Web page and app entries
****

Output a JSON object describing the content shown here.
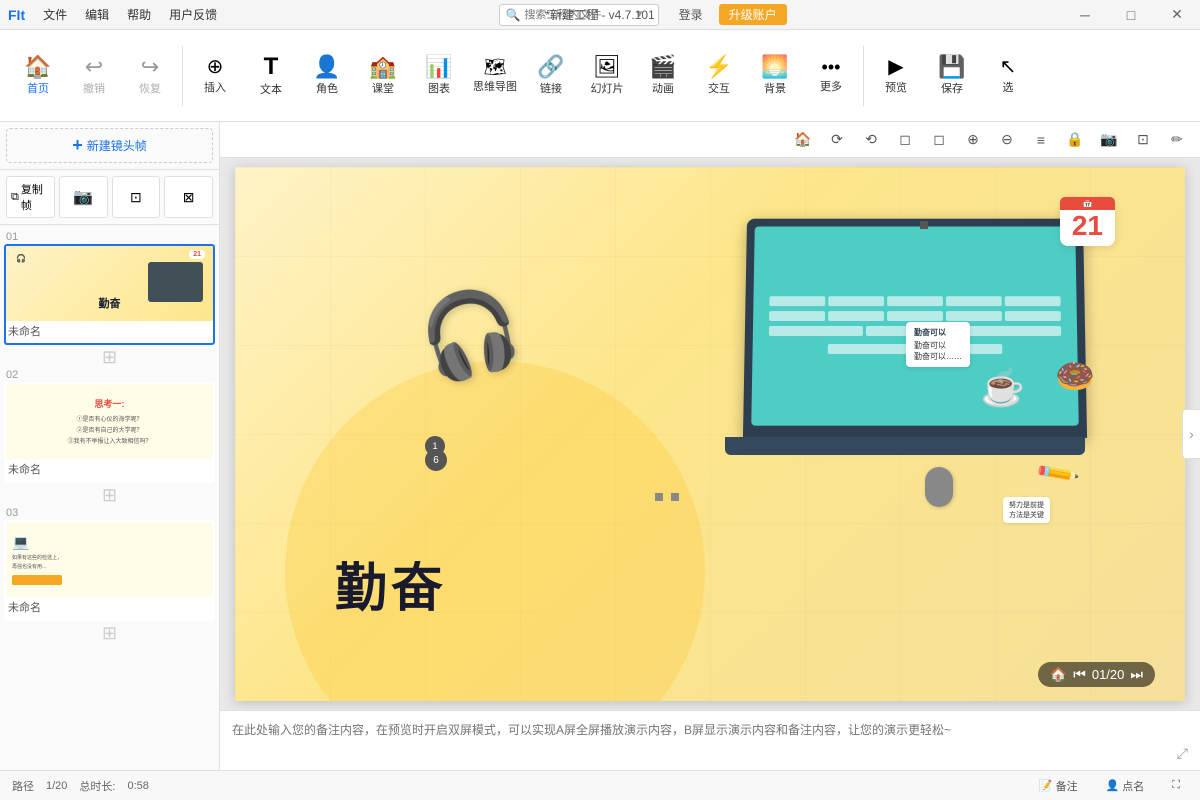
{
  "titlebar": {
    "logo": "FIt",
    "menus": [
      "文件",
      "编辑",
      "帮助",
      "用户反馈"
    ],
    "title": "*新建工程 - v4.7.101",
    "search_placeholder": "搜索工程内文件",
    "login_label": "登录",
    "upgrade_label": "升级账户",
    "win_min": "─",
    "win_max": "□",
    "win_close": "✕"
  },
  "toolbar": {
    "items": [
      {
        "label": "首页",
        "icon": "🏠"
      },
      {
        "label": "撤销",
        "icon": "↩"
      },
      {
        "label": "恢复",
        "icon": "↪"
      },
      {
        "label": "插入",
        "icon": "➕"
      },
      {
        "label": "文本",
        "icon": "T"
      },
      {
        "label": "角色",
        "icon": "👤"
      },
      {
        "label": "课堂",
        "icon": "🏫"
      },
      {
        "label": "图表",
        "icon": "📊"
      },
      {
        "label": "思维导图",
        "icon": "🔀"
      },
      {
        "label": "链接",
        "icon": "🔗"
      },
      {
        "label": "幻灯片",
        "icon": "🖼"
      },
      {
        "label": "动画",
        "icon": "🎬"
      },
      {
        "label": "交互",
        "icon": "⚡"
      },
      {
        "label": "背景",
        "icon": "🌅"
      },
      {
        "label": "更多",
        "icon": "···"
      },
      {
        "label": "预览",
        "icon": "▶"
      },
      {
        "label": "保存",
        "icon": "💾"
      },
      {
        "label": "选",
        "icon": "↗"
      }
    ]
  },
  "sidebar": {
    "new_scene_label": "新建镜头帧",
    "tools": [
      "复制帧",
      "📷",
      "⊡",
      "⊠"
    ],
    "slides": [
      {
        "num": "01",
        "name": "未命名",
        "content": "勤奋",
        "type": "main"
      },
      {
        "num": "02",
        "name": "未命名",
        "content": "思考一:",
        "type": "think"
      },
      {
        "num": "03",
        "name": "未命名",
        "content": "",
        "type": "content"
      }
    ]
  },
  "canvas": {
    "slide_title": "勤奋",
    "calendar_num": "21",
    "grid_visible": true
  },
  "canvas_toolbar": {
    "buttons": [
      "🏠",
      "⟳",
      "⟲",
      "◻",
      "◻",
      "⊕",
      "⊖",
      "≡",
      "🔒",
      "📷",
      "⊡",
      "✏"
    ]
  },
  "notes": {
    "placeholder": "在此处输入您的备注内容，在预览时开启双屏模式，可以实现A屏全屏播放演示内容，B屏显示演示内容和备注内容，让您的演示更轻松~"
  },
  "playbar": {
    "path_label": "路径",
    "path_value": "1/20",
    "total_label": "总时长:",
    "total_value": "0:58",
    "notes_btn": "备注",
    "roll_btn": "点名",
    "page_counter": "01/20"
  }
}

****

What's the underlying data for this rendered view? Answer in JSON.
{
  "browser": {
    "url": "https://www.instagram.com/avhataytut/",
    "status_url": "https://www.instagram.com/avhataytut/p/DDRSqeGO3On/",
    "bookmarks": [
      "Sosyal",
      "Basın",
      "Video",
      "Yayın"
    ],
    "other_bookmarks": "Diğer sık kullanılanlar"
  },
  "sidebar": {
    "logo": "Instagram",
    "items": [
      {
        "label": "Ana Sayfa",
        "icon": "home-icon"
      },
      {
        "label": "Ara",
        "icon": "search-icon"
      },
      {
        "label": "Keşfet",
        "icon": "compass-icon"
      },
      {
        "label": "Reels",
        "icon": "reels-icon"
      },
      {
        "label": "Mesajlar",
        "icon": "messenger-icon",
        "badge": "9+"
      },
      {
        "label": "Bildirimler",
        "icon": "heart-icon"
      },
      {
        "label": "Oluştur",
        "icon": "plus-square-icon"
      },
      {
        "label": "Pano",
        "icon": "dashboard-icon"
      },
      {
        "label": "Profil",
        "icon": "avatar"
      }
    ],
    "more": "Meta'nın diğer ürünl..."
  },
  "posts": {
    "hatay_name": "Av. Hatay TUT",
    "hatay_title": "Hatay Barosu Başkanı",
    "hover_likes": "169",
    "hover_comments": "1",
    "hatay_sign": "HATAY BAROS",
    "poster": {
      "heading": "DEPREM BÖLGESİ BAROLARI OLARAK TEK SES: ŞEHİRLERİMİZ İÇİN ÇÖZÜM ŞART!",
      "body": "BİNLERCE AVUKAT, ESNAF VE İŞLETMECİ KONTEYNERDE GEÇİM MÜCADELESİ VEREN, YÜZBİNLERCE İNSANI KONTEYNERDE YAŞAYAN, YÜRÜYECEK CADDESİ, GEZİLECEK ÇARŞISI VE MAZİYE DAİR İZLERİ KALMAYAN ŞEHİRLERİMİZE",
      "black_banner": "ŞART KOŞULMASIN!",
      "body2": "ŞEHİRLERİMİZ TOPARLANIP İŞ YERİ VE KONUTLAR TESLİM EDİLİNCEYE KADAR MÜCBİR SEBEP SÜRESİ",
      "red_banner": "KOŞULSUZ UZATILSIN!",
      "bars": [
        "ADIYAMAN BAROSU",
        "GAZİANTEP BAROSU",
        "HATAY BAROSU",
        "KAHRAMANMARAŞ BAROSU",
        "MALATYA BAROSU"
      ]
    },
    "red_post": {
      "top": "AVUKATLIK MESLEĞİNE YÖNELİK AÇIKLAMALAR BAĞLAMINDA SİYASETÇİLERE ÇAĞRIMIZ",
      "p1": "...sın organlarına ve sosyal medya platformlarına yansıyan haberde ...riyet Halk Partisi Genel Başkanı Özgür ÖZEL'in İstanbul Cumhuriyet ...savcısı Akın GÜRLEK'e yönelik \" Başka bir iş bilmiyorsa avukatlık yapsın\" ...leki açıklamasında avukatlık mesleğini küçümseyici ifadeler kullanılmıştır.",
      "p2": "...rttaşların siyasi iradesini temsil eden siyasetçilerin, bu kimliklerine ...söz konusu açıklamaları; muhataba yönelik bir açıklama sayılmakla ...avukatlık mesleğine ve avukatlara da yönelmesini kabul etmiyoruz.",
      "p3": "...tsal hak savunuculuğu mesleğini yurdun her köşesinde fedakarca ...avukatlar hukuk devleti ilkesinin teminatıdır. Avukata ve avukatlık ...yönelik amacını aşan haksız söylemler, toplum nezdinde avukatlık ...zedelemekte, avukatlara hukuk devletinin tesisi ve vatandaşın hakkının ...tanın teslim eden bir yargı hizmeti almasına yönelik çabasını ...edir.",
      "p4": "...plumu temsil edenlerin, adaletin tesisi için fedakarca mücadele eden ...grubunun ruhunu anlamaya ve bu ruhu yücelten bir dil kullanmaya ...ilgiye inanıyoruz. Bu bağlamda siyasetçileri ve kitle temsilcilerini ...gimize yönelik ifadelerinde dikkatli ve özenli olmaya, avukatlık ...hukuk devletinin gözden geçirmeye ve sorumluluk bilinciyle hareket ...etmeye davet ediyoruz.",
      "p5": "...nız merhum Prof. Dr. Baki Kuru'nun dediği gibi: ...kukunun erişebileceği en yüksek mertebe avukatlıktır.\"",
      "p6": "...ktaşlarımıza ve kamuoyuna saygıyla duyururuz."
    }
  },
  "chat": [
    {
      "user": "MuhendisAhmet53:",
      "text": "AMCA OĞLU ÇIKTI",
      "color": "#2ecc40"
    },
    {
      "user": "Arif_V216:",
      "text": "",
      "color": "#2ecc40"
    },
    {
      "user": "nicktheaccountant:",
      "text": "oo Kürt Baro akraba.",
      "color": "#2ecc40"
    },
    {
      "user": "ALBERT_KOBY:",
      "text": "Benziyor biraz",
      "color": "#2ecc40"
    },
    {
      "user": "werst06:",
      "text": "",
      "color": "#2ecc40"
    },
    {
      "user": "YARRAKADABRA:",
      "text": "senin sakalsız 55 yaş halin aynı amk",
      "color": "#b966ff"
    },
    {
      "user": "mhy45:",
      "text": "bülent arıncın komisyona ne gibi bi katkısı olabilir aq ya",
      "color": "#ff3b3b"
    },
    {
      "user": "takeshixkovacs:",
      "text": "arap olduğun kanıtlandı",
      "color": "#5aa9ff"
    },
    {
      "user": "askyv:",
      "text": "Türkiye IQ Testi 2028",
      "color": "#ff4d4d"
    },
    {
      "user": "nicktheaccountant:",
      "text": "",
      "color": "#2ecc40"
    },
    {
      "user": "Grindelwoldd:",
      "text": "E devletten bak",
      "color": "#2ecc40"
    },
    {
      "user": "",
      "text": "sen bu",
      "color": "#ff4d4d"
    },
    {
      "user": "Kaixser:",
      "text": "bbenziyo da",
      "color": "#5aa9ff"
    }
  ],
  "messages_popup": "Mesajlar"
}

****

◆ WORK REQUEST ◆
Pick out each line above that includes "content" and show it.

◆ SOLUTION TO THIS TASK ◆
Output a JSON object describing the content shown here.
        "content": "勤奋",
        "content": "思考一:",
        "content": "",
        "type": "content"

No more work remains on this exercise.